The agreement includes payments for night work, overtime, sixth and seventh consecutive days working, Time off the Clock (TOC), restricted prep and wrap, meal break penalties and the removal of the grace period.
For prep and wrap workers the deal marks a significant improvement. At the moment, while a film will typically ask for an hour each side of the day inclusive of workers’ pay, the new agreement caps this to a maximum of 30 minutes on each side of the day.
BECTU’s costume and wardrobe department drew up figures to demonstrate the benefit of this in practice: a member of this department working a 10-hour day with one hour’s prep and one hour’s wrap will move from earning £270 a day to £319 after the agreement’s implementation.
BECTU national secretary, Spencer MacDonald, said: “This is an historic vote and the very first UK national agreement covering crew on major motion pictures. The agreement details workers’ rights and protections, and forms part of a growing industry that continues to attract record levels of inward investment.
“This surge in production levels is being fuelled by Hollywood studios choosing to utilise our members’ services. Therefore, for the first time the talent, skills and expertise of our members will be recognised in a detailed collective agreement.”
Iain Smith, British Film Commission chair, said: “In order to continue to build on the considerable success the British film production industry has enjoyed these past few years, it is crucial to have industrial stability.

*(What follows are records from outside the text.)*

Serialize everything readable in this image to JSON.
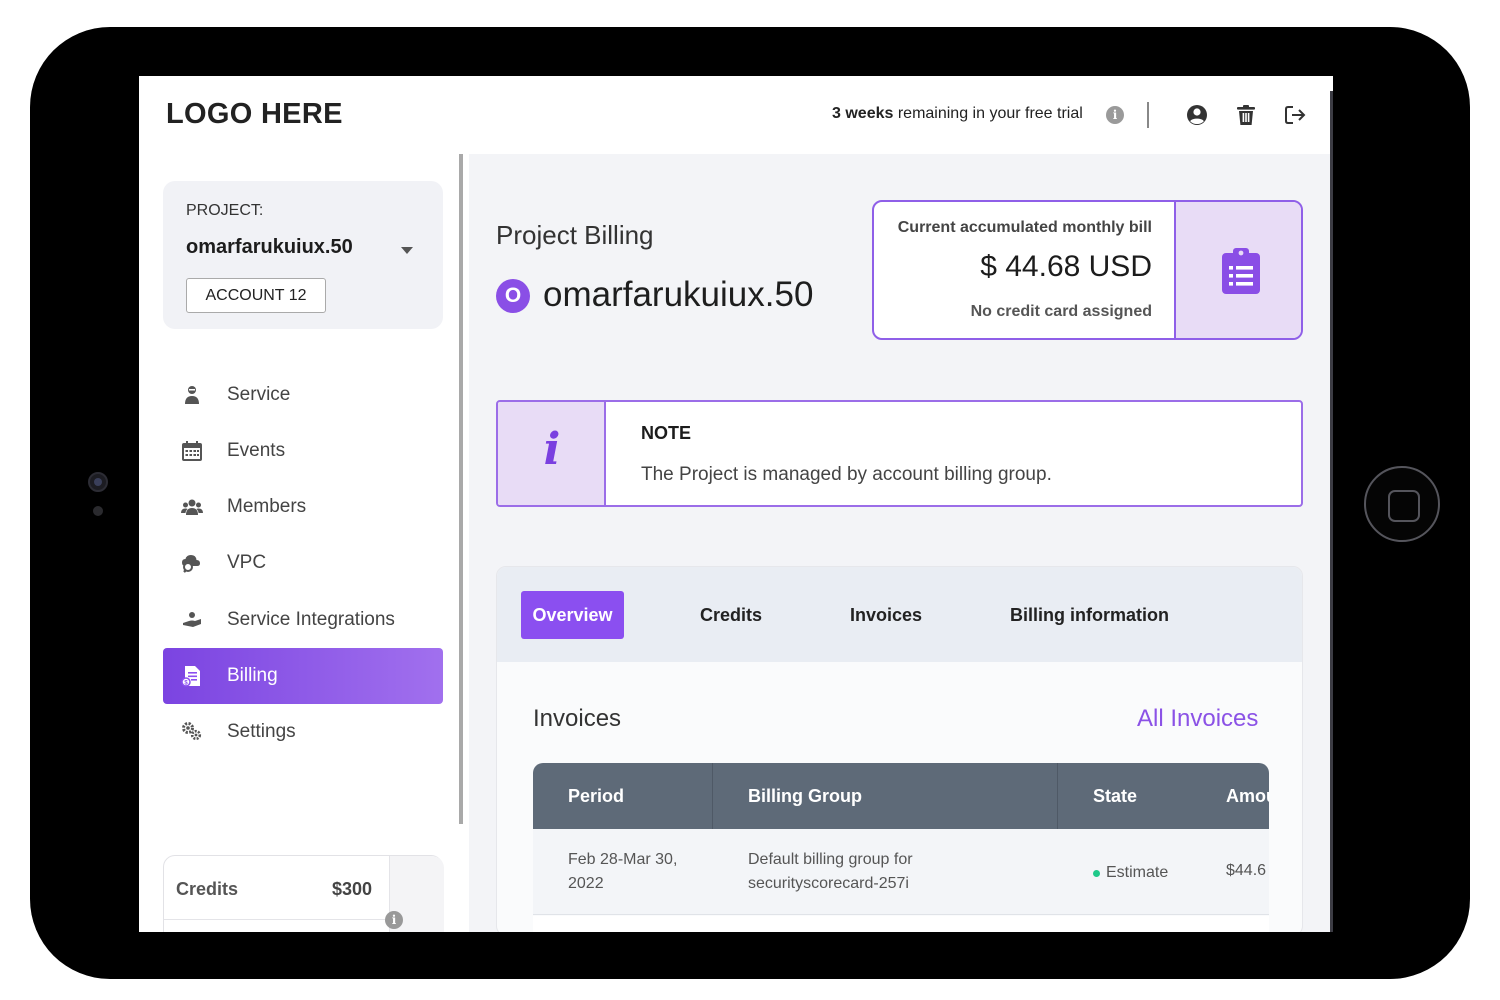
{
  "header": {
    "logo": "LOGO HERE",
    "trial_bold": "3 weeks",
    "trial_rest": " remaining in your free trial",
    "info_glyph": "i",
    "icons": [
      "user-circle-icon",
      "trash-icon",
      "logout-icon"
    ]
  },
  "project": {
    "label": "PROJECT:",
    "name": "omarfarukuiux.50",
    "account_button": "ACCOUNT 12"
  },
  "sidebar": {
    "items": [
      {
        "label": "Service",
        "icon": "service-icon"
      },
      {
        "label": "Events",
        "icon": "calendar-icon"
      },
      {
        "label": "Members",
        "icon": "members-icon"
      },
      {
        "label": "VPC",
        "icon": "vpc-icon"
      },
      {
        "label": "Service Integrations",
        "icon": "integrations-icon"
      },
      {
        "label": "Billing",
        "icon": "billing-icon",
        "active": true
      },
      {
        "label": "Settings",
        "icon": "settings-icon"
      }
    ],
    "credits": {
      "label": "Credits",
      "value": "$300",
      "info_glyph": "i"
    }
  },
  "main": {
    "page_title": "Project Billing",
    "project_badge": "O",
    "project_name": "omarfarukuiux.50",
    "bill": {
      "label": "Current accumulated monthly bill",
      "amount": "$ 44.68 USD",
      "note": "No credit card assigned"
    },
    "note": {
      "glyph": "i",
      "title": "NOTE",
      "text": "The Project is managed by account billing group."
    },
    "tabs": [
      {
        "label": "Overview",
        "active": true
      },
      {
        "label": "Credits"
      },
      {
        "label": "Invoices"
      },
      {
        "label": "Billing information"
      }
    ],
    "invoices": {
      "title": "Invoices",
      "all_link": "All Invoices",
      "columns": [
        "Period",
        "Billing Group",
        "State",
        "Amou"
      ],
      "rows": [
        {
          "period_line1": "Feb 28-Mar 30,",
          "period_line2": "2022",
          "group_line1": "Default billing group for",
          "group_line2": "securityscorecard-257i",
          "state": "Estimate",
          "amount": "$44.6"
        }
      ]
    }
  },
  "colors": {
    "accent": "#8b4ff0",
    "accent_light": "#e8dcf6",
    "table_header": "#5e6a78",
    "state_estimate": "#1fc98a"
  }
}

“We are all a part of this success and all of us must continue to work together to understand and respect the issues that affect us, and to maximise the benefit of working together to protect our industry. This agreement is a huge step forward and I congratulate all of you who worked so hard to achieve this happy result.”
Chief executive of The Production Guild, Alison Small, said: “The Pact/BECTU agreement for major feature films allows for crew and producers alike to have clarity around the terms and conditions of employment on these films which is very positive.”
Also on The Knowledge
Culture secretary Oliver Dowden has announced an agreement to include quarantine exemption for key incoming production staff, thus enabling the resumption of filming on high-end TV and feature projects.
ScreenSkills has launched a free online training course designed to support screen industry workers stay safe on productions in the context of Covid-19.
The BFI and Screen Scotland have launched Short Circuit, a Scotland-based talent development programme.
Emma Jane Unsworth is set to adapt her second novel, Adults, for television after Playground and wiip optioned the screen rights.
Filmarket Hub has launched its UK Online Pitchbox, a two-day event dedicated to British feature films and scripted series in development.
Dancing Ledge Productions is collaborating with both the BBC and ITV in its mentoring scheme for new writers and directors.